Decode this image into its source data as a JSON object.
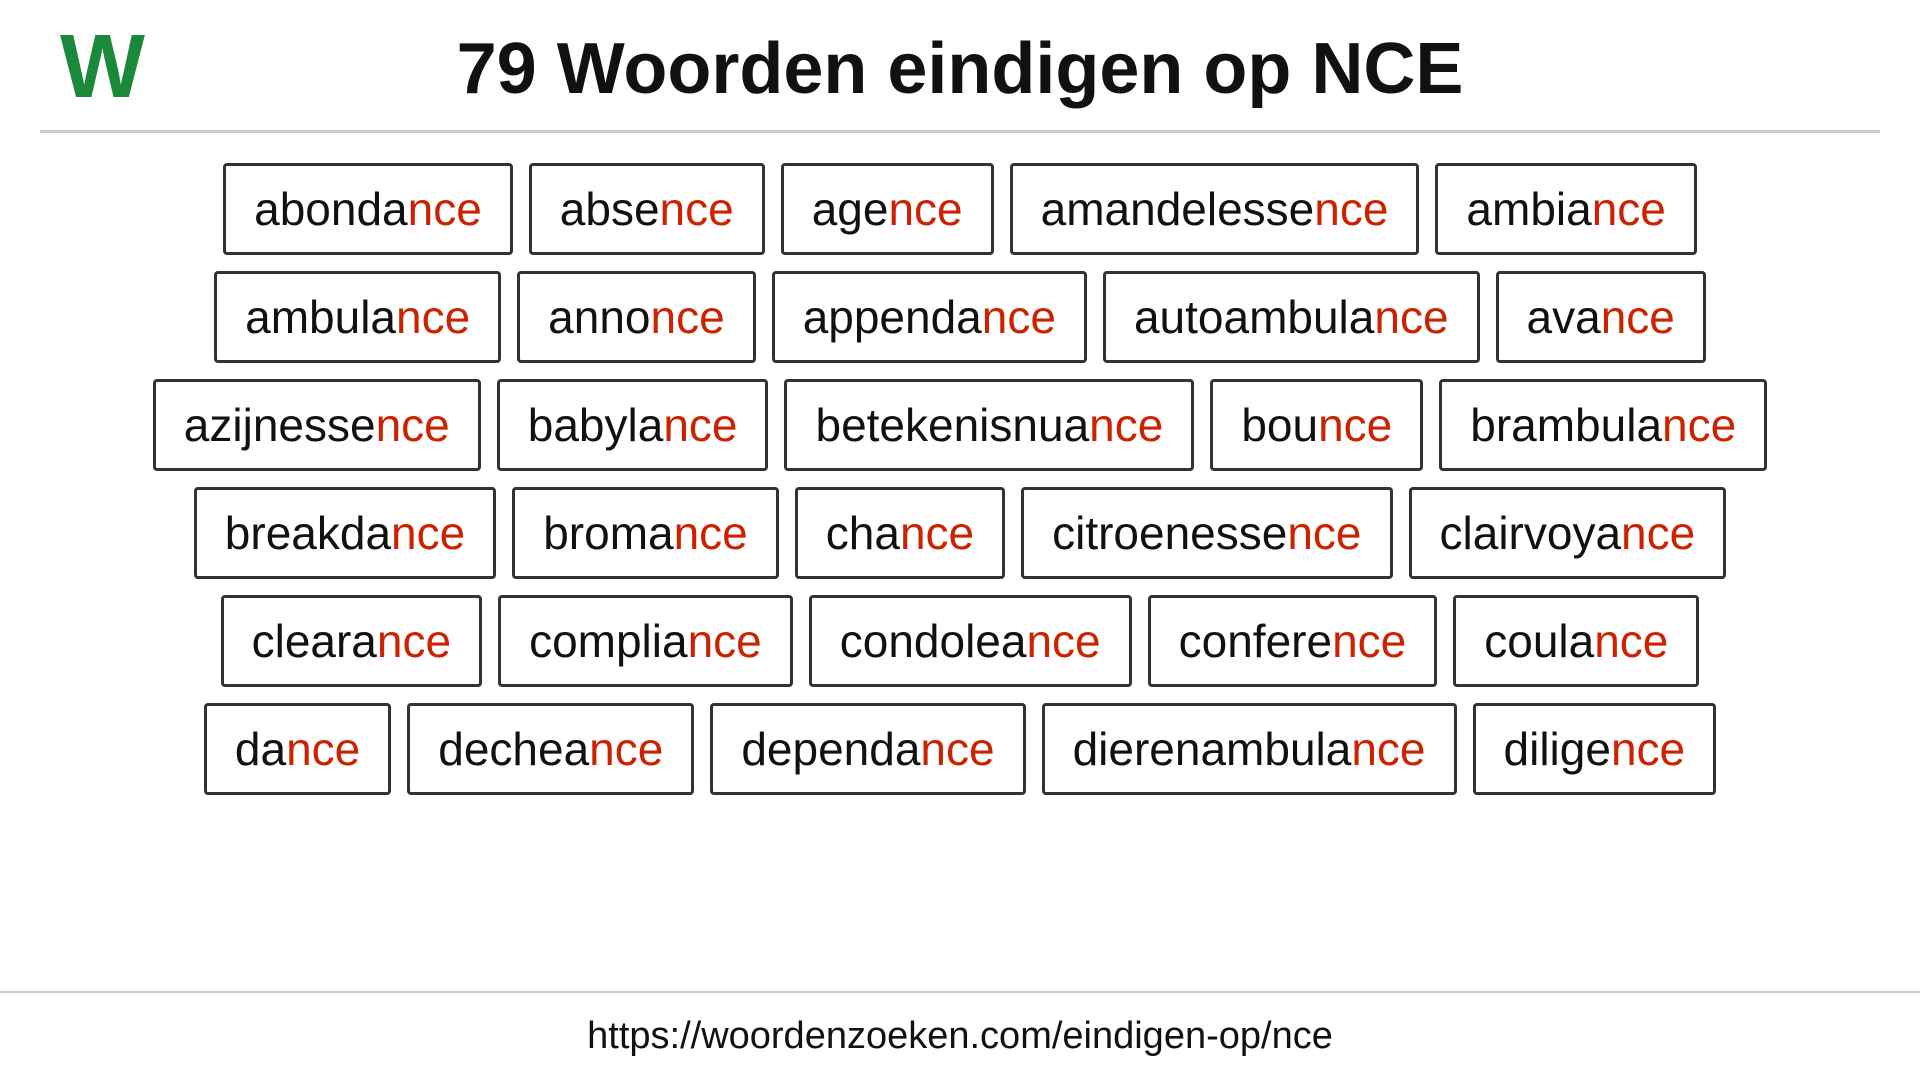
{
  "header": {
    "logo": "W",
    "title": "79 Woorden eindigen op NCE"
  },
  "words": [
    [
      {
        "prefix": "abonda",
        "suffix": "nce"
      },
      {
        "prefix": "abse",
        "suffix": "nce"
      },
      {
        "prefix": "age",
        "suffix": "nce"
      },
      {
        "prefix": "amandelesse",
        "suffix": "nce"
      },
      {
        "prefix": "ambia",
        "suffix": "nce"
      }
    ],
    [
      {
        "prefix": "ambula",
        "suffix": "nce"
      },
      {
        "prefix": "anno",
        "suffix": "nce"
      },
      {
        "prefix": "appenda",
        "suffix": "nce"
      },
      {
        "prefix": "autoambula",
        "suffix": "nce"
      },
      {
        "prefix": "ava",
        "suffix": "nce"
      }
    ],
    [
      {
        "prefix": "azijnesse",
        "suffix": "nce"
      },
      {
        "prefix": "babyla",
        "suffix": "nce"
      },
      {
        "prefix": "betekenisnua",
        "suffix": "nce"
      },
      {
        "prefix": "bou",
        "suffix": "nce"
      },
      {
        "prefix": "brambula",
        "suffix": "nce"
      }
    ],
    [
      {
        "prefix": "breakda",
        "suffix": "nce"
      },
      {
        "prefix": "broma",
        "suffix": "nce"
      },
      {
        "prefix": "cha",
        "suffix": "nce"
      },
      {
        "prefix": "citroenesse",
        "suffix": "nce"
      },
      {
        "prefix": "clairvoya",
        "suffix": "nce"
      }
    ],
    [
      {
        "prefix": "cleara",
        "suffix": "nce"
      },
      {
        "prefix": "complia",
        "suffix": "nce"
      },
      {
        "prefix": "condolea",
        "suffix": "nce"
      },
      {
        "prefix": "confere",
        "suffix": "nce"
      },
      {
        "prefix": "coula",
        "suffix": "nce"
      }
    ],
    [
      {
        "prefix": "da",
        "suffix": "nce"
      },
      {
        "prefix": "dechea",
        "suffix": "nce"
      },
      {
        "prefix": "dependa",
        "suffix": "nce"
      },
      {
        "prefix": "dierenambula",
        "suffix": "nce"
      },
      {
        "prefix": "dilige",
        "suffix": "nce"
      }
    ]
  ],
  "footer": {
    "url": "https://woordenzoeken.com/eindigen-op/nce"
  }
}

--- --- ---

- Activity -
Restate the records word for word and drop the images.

- Solution -
Decode this image into its source data as a JSON object.
{
  "header": {
    "logo": "W",
    "title": "79 Woorden eindigen op NCE"
  },
  "words": [
    [
      {
        "prefix": "abonda",
        "suffix": "nce"
      },
      {
        "prefix": "abse",
        "suffix": "nce"
      },
      {
        "prefix": "age",
        "suffix": "nce"
      },
      {
        "prefix": "amandelesse",
        "suffix": "nce"
      },
      {
        "prefix": "ambia",
        "suffix": "nce"
      }
    ],
    [
      {
        "prefix": "ambula",
        "suffix": "nce"
      },
      {
        "prefix": "anno",
        "suffix": "nce"
      },
      {
        "prefix": "appenda",
        "suffix": "nce"
      },
      {
        "prefix": "autoambula",
        "suffix": "nce"
      },
      {
        "prefix": "ava",
        "suffix": "nce"
      }
    ],
    [
      {
        "prefix": "azijnesse",
        "suffix": "nce"
      },
      {
        "prefix": "babyla",
        "suffix": "nce"
      },
      {
        "prefix": "betekenisnua",
        "suffix": "nce"
      },
      {
        "prefix": "bou",
        "suffix": "nce"
      },
      {
        "prefix": "brambula",
        "suffix": "nce"
      }
    ],
    [
      {
        "prefix": "breakda",
        "suffix": "nce"
      },
      {
        "prefix": "broma",
        "suffix": "nce"
      },
      {
        "prefix": "cha",
        "suffix": "nce"
      },
      {
        "prefix": "citroenesse",
        "suffix": "nce"
      },
      {
        "prefix": "clairvoya",
        "suffix": "nce"
      }
    ],
    [
      {
        "prefix": "cleara",
        "suffix": "nce"
      },
      {
        "prefix": "complia",
        "suffix": "nce"
      },
      {
        "prefix": "condolea",
        "suffix": "nce"
      },
      {
        "prefix": "confere",
        "suffix": "nce"
      },
      {
        "prefix": "coula",
        "suffix": "nce"
      }
    ],
    [
      {
        "prefix": "da",
        "suffix": "nce"
      },
      {
        "prefix": "dechea",
        "suffix": "nce"
      },
      {
        "prefix": "dependa",
        "suffix": "nce"
      },
      {
        "prefix": "dierenambula",
        "suffix": "nce"
      },
      {
        "prefix": "dilige",
        "suffix": "nce"
      }
    ]
  ],
  "footer": {
    "url": "https://woordenzoeken.com/eindigen-op/nce"
  }
}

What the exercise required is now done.